Employees at Buffalo Peak felt an increased emphasis on shopping local that occurred over the summer, he said. “I think people realized just how important to the community local businesses are and how it benefits everyone locally. I believe that will continue into the holidays,” McCain said.
Product knowledge and customer service set Buffalo Peak apart, he said.
“We stay committed to those things to set ourselves apart from the Big Box stores because we want our customers to have the best experience possible when they come in our store,” he said.
Buffalo Peak can provide expertise to shoppers who may be traveling and need clothing, shoes and other merchandise in order to be prepared.
“It helps that a lot of us have actually gone to a lot of these places that our customers are going,” McCain said.” So also having knowledge of the area that the customer is going to really helps the customer as well.”
Buffalo Peak requires shoppers and employees to masks while they are in the store and employees frequently clean the counter tops, credit card machines and other high contact areas, McCain said. “We are still offering curbside pickup for those that still may not be comfortable getting out and shopping yet,” he said.
Keith Kinkade, owner of Kinkade’s Fine Clothing, a men’s clothing store in Ridgeland, believes Small Business Saturday will be an important part of the Thanksgiving weekend for retailers.
“For us, we do a few things on Black Friday and those extend into Saturday,” he said. “On the Sunday after Thanksgiving, we have Santa Claus coming to the store to do photos.”
As a thank-you to customers, Kinkade’s planned to give away the week of Thanksgiving, as it has done for several years, pecan pies baked by Amy McNeill of Madison, It plans to bestow its customers with cinnamon rolls prepared by Susan Spencer of Indianola Dec. 19-22.
As a small business, Kinkade’s believes in giving back to the community that supports it, he said. For example, Kinkade’s sponsors high school football and high school baseball leagues.
Employees at the store are experienced and strive to do business the right way and to make the shopping experience memorable so they can earn the trust of customers, he said.
“We thank all of our customers for shopping with us,” Kinkade said. “We stand behind every product we sell. We want our customers to be completely satisfied. If something doesn’t live up to their expectations, we will replace it or make a refund if we need to.”
During the pandemic, employees at Kinkade’s are willing to assist customers with their gift lists in any way that is helpful, he said, telling the story of a grandmother who was easily able to shop for her grandson, as she has always done, but this year without leaving her home.

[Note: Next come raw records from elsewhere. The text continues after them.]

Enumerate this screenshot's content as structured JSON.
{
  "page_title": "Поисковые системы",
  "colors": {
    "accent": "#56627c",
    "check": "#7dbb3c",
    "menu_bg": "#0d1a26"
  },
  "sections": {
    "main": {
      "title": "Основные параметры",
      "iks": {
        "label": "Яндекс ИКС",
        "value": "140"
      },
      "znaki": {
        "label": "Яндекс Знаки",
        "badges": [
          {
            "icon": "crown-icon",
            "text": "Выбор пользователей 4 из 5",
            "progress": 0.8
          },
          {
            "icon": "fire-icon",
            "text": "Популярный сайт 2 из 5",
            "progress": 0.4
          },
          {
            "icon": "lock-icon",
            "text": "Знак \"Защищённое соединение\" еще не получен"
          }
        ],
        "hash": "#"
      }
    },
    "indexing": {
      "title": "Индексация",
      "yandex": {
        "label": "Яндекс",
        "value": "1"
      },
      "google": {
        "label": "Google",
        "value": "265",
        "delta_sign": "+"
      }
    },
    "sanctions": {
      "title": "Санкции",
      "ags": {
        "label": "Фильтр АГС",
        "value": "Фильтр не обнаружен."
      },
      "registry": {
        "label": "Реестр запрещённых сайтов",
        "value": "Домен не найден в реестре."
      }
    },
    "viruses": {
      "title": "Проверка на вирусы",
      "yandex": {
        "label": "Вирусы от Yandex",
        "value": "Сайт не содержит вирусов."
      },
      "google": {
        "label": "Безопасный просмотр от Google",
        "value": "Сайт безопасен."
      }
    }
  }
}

This holiday season, brands such as True Grit and johnnie-O will be popular as gifts as well as On athletic shoes, Kinkade said. “We have multiple styles in men’s and women’s shoes and are very knowledgeable about them,” he said.
Jude Muse, owner of The Treehouse Boutique in Fondren, said her business, like many small businesses, is all about serving customers and, during the holidays, is always willing to suggest gifts that will fit a recipient’s tastes.
“Great holiday gifts range from fabulous sweaters to great totes and pouches, which we can fill with eye masks, furry slippers, pj’s, candles and more,” she said.
Not to be overlooked is the impact of shopping at a small business, she said
“Small businesses are made up of the people who live in a community and their families,” she said. “They will support the community and give back. They are the ones that donate and sponsor local events and charities.”